added 10/21/2016 by Greg Thurston
The Astros have come a long way since Jeff Luhnow took over as General Manager in December of 2011. The laughing stock of the league in the early part of the decade, Luhnow's aggressive rebuild brought the franchise from the depths of despair to within six outs of advancing to the A.L.C.S in only four years.
But a disappointing finish to the 2016 season has some wondering if perhaps the architect of the Astros current roster could be sitting on the hot-seat. Luhnow has acknowledged, in hindsight, that standing pat at the trade deadline was a costly mistake. The G.M. is likely to take a more aggressive approach this offseason and a fan-base that hungers for a championship will be closely monitoring his every move.
Luhnow's first order of business will be to determine which, if any, of the four impending Free Agents (Jason Castro, Doug Fister, Colby Rasmus, and Luis Valbuena) he wants to keep. MLB clubs have until five days after the end of the World Series to make a 1-year qualifying offer of $17.2 million to players set to become eligible for Free Agency. Simply put, all four of these players are extremely unlikely to be offered that kind of money.
The Astros will most likely retain Evan Gattis to do a portion of the catching at $5.2 million for the season. After a year-long absence from the position, Gattis got back behind the plate last season and proved to be a valuable asset. But a history of knee and back injuries preclude the slugger from taking over the position on a full-time basis. Adding another backstop will be a priority and attempting to bring Castro back on a three or four year deal at around $10 million per season is one possible solution.
Fister and Rasmus were key contributors in the early part of 2016, but both were terrible down the stretch. Say goodbye to Mister Fister and our beloved Colby Jack.
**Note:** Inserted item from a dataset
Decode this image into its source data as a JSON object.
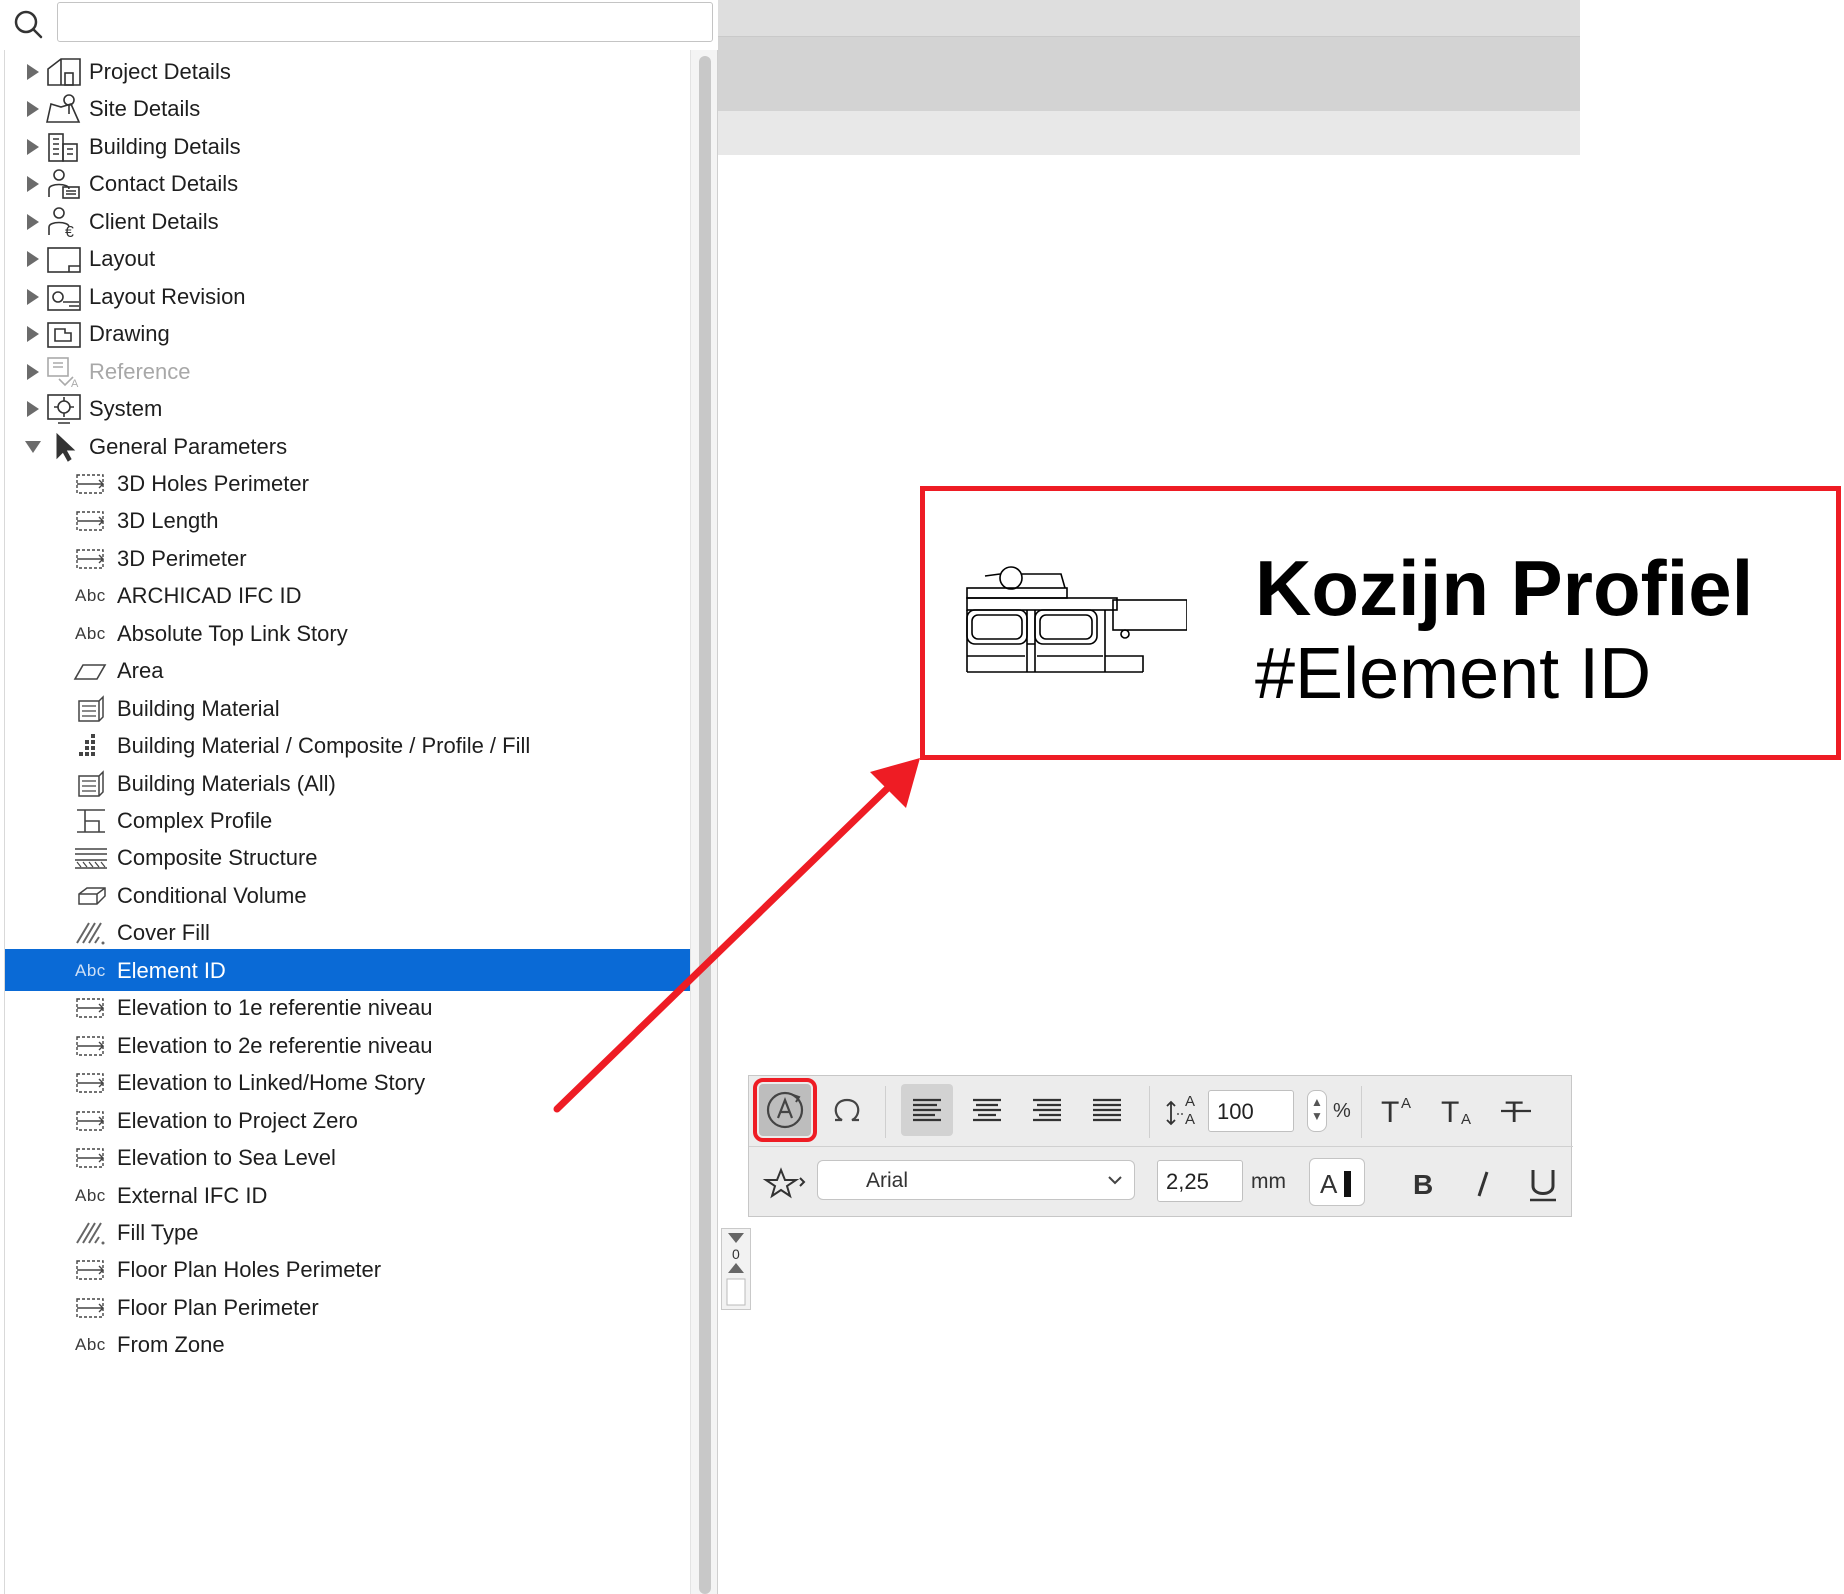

Valbuena was outstanding in July before suffering a season-ending hamstring injury, but his overall track record is not that of a $17 million player. Alex Bregman is the third-baseman of the future... and the future is now.
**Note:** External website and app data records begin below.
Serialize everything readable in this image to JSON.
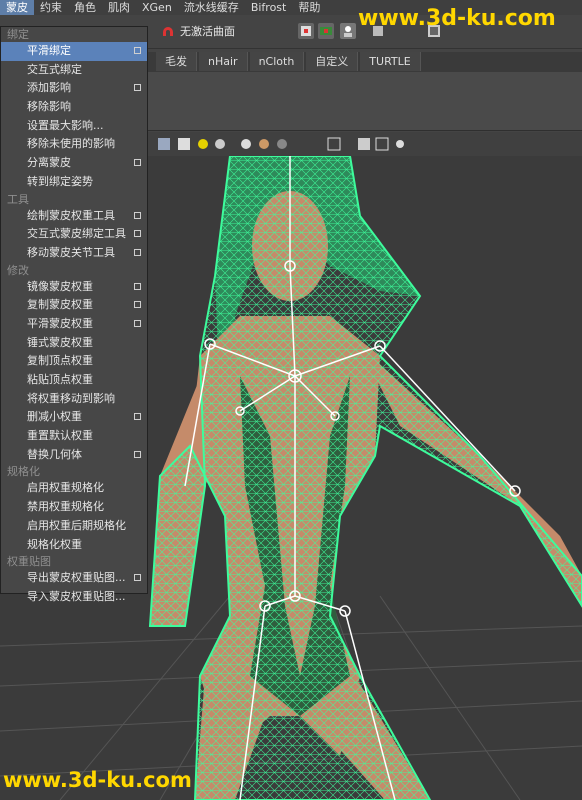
{
  "menubar": {
    "items": [
      "蒙皮",
      "约束",
      "角色",
      "肌肉",
      "XGen",
      "流水线缓存",
      "Bifrost",
      "帮助"
    ]
  },
  "toolbar": {
    "live_surface_label": "无激活曲面"
  },
  "shelf_tabs": [
    "毛发",
    "nHair",
    "nCloth",
    "自定义",
    "TURTLE"
  ],
  "skin_menu": {
    "sections": [
      {
        "title": "绑定",
        "items": [
          {
            "label": "平滑绑定",
            "option": true
          },
          {
            "label": "交互式绑定",
            "option": false
          },
          {
            "label": "添加影响",
            "option": true
          },
          {
            "label": "移除影响",
            "option": false
          },
          {
            "label": "设置最大影响...",
            "option": false
          },
          {
            "label": "移除未使用的影响",
            "option": false
          },
          {
            "label": "分离蒙皮",
            "option": true
          },
          {
            "label": "转到绑定姿势",
            "option": false
          }
        ]
      },
      {
        "title": "工具",
        "items": [
          {
            "label": "绘制蒙皮权重工具",
            "option": true
          },
          {
            "label": "交互式蒙皮绑定工具",
            "option": true
          },
          {
            "label": "移动蒙皮关节工具",
            "option": true
          }
        ]
      },
      {
        "title": "修改",
        "items": [
          {
            "label": "镜像蒙皮权重",
            "option": true
          },
          {
            "label": "复制蒙皮权重",
            "option": true
          },
          {
            "label": "平滑蒙皮权重",
            "option": true
          },
          {
            "label": "锤式蒙皮权重",
            "option": false
          },
          {
            "label": "复制顶点权重",
            "option": false
          },
          {
            "label": "粘贴顶点权重",
            "option": false
          },
          {
            "label": "将权重移动到影响",
            "option": false
          },
          {
            "label": "删减小权重",
            "option": true
          },
          {
            "label": "重置默认权重",
            "option": false
          },
          {
            "label": "替换几何体",
            "option": true
          }
        ]
      },
      {
        "title": "规格化",
        "items": [
          {
            "label": "启用权重规格化",
            "option": false
          },
          {
            "label": "禁用权重规格化",
            "option": false
          },
          {
            "label": "启用权重后期规格化",
            "option": false
          },
          {
            "label": "规格化权重",
            "option": false
          }
        ]
      },
      {
        "title": "权重贴图",
        "items": [
          {
            "label": "导出蒙皮权重贴图...",
            "option": true
          },
          {
            "label": "导入蒙皮权重贴图...",
            "option": false
          }
        ]
      }
    ]
  },
  "watermark": {
    "top": "www.3d-ku.com",
    "bottom": "www.3d-ku.com"
  },
  "colors": {
    "mesh_wire": "#3dfc9c",
    "skin_fill": "#c58b6a",
    "menu_highlight": "#5b82ba",
    "watermark": "#ffd700"
  }
}
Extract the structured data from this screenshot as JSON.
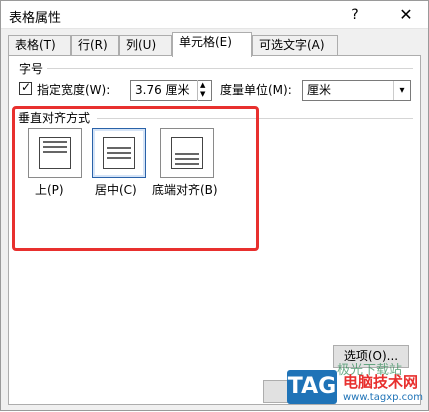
{
  "window": {
    "title": "表格属性",
    "help_label": "?",
    "close_label": "✕"
  },
  "tabs": [
    {
      "label": "表格(T)"
    },
    {
      "label": "行(R)"
    },
    {
      "label": "列(U)"
    },
    {
      "label": "单元格(E)"
    },
    {
      "label": "可选文字(A)"
    }
  ],
  "size_section": {
    "title": "字号",
    "specify_width_label": "指定宽度(W):",
    "specify_width_checked": true,
    "width_value": "3.76 厘米",
    "measure_label": "度量单位(M):",
    "measure_value": "厘米"
  },
  "vertical_align": {
    "title": "垂直对齐方式",
    "options": [
      {
        "label": "上(P)"
      },
      {
        "label": "居中(C)",
        "selected": true
      },
      {
        "label": "底端对齐(B)"
      }
    ]
  },
  "buttons": {
    "options_label": "选项(O)..."
  },
  "watermark": {
    "tag": "TAG",
    "site_name": "电脑技术网",
    "url": "www.tagxp.com",
    "top_text": "极光下载站"
  },
  "colors": {
    "highlight": "#e8302e",
    "selected_border": "#2a62a8",
    "tag_blue": "#1f73b7"
  }
}
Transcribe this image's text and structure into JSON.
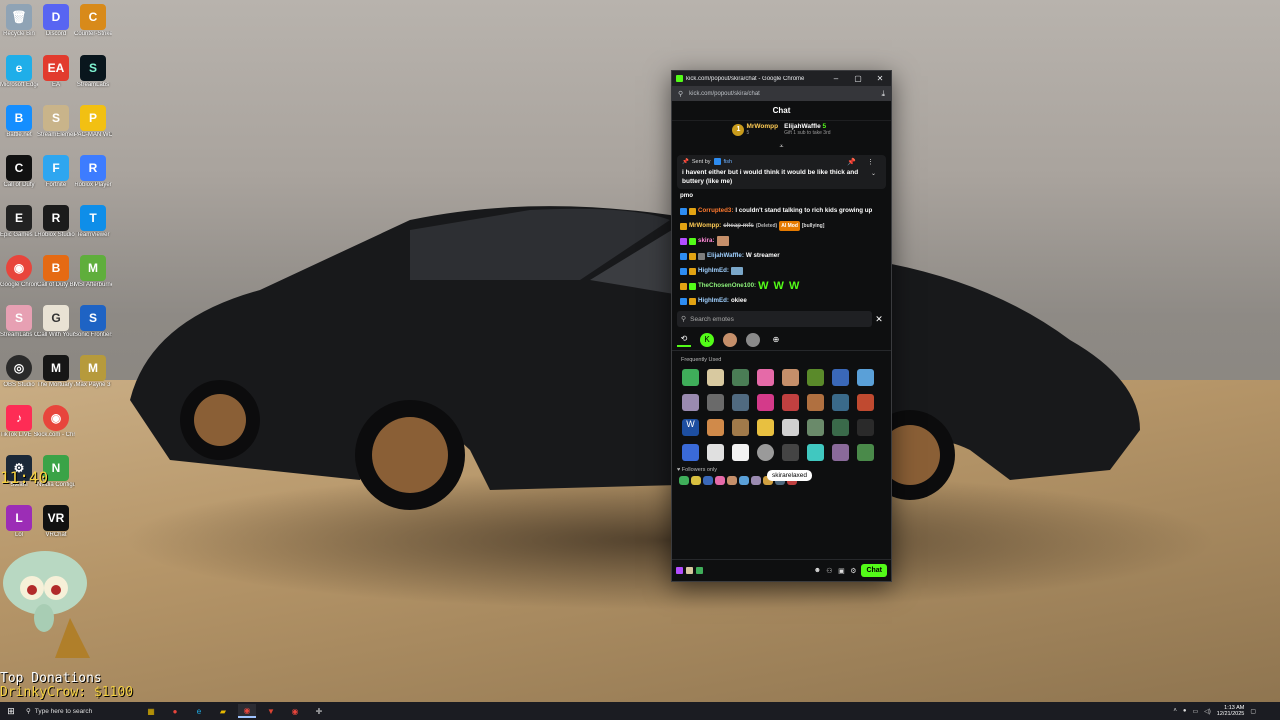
{
  "window": {
    "title": "kick.com/popout/skira/chat - Google Chrome",
    "url": "kick.com/popout/skira/chat"
  },
  "chat": {
    "heading": "Chat",
    "gifters": [
      {
        "rank": "1",
        "name": "MrWompp",
        "count": "5",
        "color": "#ffcc55"
      },
      {
        "name": "ElijahWaffle",
        "count": "5",
        "color": "#ffffff",
        "note": "Gift 1 sub to take 3rd"
      }
    ],
    "pinned": {
      "sent_by": "Sent by",
      "author": "fish",
      "message": "i havent either but i would think it would be like thick and buttery (like me)"
    },
    "messages": [
      {
        "text": "pmo"
      },
      {
        "user": "Corrupted3:",
        "text": "I couldn't stand talking to rich kids growing up"
      },
      {
        "user": "MrWompp:",
        "text": "cheap mfs",
        "deleted": "(Deleted)",
        "mod": "AI Mod",
        "reason": "[bullying]"
      },
      {
        "user": "skira:",
        "text": ""
      },
      {
        "user": "ElijahWaffle:",
        "text": "W streamer"
      },
      {
        "user": "HighImEd:",
        "text": ""
      },
      {
        "user": "TheChosenOne100:",
        "text": "W W W"
      },
      {
        "user": "HighImEd:",
        "text": "okiee"
      }
    ],
    "emote_search_placeholder": "Search emotes",
    "frequently_used": "Frequently Used",
    "tooltip": "skirarelaxed",
    "followers_only": "Followers only",
    "send_label": "Chat"
  },
  "desktop": {
    "icons": [
      "Recycle Bin",
      "Discord",
      "Counter-Strike 2",
      "Microsoft Edge",
      "EA",
      "StreamLabs",
      "Battle.net",
      "StreamElements SE.Live",
      "PAC-MAN WORLD",
      "Call of Duty",
      "Fortnite",
      "Roblox Player",
      "Epic Games Launcher",
      "Roblox Studio",
      "TeamViewer",
      "Google Chrome",
      "Call of Duty Black Ops III",
      "MSI Afterburner",
      "StreamLabs OBS",
      "Call With Your Friends",
      "Sonic Frontiers",
      "OBS Studio",
      "The Mortuary Assistant",
      "Max Payne 3",
      "TikTok LIVE Studio",
      "kick.com - Chrome",
      "",
      "Steam",
      "Nvidia Configurator",
      "",
      "Lol",
      "VRChat",
      ""
    ],
    "overlay_timer": "11:40",
    "donations_title": "Top Donations",
    "donations_value": "DrinkyCrow: $1100"
  },
  "taskbar": {
    "search_placeholder": "Type here to search",
    "time": "1:13 AM",
    "date": "12/21/2025"
  }
}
Reliever Pat Neshek can be brought back for $6.5 million for the 2017 season but I'm inclined to think the club will exercise a $500,000 buyout and let the right-hander seek work elsewhere. Although, Neshek has been a steady performer throughout his 10-year big league career and it wouldn't be a big surprise if the Astros decide to keep him. Other players who could be on the non-tender bubble, meaning the Astros may decline to offer them contracts, include pitchers Kevin Chapman and Brad Peacock.
In addition to the catching position, Luhnow will be looking to add one or two starting pitchers, at least one outfielder, and a left-handed reliever. The black hole at first-base is also an issue -- and could be addressed either internally or externally.
This winter's free agent market is considered to be below average, but Luhnow has hinted that he thinks there are players available that could help the Astros. The G.M. obviously has a few players on his wish list. Here's my insight (guesses) as to whom those players might be.
Jeremy Hellickson, Rich Hill, and Ivan Nova, top the list of free agent hurlers. The Phillies have plenty of money to spend and may extend the qualifying offer to Hellickson. Hill and Nova were both traded during the season and are not eligible for the qualifying offer. Jhoulys Chacin is another pitcher that fits into that category. One under-the-radar pitcher to keep an eye on is Henderson Alvarez. The 26-year old was an All-Star with the Marlins in 2014 but has battled shoulder problems over the last two seasons. Alvarez could be a low risk, high reward type of acquisition.
Outfielders Jay Bruce, Josh Reddick, and Michael Saunders all swing the bat from the left side. Reddick has been trending downward for the last couple of years and will definitely be available. Saunders is coming off his best season to date and could get a qualifying offer from the Blue Jays. Bruce might be the best hitter of the trio but has nowhere near the defensive skills offered by Reddick and Saunders. The Mets also have the option of bringing Bruce back at a salary of $13 million for the 2017 season.
The left-handed relief market might be a little thin. Aroldis Chapman towers head-and-shoulders above the crowd but will come with a lofty price tag. Dumping a truckload of money into a reliever seems unlikely, so a trade could be the solution to what has become a glaring weakness for the team.
Luhnow has done a great job getting the Astros into a position to succeed. Taking it to the next level could require trading away some valuable players in order to fill the holes. A lot will be riding on the decisions he makes this offseason. Stay tuned to Astros Daily for our opinion-packed updates as things develop.